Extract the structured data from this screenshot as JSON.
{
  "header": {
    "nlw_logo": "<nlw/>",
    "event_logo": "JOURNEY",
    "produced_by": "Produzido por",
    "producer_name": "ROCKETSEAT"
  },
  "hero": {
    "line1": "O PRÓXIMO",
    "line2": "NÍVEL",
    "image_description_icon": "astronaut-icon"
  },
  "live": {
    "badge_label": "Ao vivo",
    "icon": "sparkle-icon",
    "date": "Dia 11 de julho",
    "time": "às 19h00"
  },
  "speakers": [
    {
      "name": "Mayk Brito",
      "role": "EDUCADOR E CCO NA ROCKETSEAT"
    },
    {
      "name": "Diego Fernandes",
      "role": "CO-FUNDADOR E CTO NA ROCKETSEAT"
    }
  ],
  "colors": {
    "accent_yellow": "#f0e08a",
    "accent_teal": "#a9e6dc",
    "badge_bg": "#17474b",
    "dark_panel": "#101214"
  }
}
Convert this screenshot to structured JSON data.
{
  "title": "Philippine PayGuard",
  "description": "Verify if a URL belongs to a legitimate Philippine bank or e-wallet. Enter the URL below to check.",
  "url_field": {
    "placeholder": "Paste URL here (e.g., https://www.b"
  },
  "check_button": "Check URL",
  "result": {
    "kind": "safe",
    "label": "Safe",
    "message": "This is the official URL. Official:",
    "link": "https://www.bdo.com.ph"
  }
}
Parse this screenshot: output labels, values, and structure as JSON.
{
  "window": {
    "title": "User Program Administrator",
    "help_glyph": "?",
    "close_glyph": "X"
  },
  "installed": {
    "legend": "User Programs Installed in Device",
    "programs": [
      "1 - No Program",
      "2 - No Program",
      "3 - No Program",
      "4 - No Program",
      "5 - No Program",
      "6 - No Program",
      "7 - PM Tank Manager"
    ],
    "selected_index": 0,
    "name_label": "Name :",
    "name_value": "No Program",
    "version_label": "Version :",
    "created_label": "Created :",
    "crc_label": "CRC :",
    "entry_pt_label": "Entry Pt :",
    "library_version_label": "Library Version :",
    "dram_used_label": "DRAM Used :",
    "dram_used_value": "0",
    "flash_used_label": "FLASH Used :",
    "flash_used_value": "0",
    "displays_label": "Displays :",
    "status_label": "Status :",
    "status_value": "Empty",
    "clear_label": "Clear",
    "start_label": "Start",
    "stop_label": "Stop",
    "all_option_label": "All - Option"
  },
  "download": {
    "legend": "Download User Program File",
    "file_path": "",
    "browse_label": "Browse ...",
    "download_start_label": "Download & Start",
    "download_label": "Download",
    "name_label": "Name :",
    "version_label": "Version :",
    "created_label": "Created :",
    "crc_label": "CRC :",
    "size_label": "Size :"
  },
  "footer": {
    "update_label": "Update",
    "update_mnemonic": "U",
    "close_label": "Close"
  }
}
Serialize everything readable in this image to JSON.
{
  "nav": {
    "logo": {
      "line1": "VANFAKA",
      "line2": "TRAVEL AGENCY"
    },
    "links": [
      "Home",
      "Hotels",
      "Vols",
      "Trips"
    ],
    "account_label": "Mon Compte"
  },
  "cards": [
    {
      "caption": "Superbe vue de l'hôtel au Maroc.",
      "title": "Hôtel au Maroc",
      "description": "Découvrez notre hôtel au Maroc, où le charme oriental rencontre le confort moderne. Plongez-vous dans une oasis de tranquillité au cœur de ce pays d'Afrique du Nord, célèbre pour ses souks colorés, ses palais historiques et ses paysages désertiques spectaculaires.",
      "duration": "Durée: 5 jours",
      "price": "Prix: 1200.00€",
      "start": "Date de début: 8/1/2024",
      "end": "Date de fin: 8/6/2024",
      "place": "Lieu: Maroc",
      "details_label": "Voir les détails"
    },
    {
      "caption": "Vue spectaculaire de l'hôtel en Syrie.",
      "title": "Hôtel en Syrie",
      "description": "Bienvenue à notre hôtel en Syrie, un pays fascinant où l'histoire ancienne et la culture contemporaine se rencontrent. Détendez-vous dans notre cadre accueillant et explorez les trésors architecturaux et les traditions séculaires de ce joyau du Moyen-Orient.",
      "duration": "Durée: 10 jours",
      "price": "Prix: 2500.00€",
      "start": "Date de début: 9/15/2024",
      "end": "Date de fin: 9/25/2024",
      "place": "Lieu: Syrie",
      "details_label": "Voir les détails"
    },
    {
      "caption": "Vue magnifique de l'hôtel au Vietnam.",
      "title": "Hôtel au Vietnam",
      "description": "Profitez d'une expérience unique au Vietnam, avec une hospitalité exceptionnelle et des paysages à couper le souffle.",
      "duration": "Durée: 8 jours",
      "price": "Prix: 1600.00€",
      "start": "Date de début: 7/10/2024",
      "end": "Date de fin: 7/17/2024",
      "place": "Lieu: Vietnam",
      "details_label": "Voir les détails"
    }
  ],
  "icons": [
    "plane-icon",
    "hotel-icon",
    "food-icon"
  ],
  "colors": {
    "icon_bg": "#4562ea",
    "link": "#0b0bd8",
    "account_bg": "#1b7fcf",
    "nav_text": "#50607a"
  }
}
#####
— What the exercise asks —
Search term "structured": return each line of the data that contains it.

— Worked solution —
Extract the structured data from this screenshot as JSON.
Convert this screenshot to structured JSON data.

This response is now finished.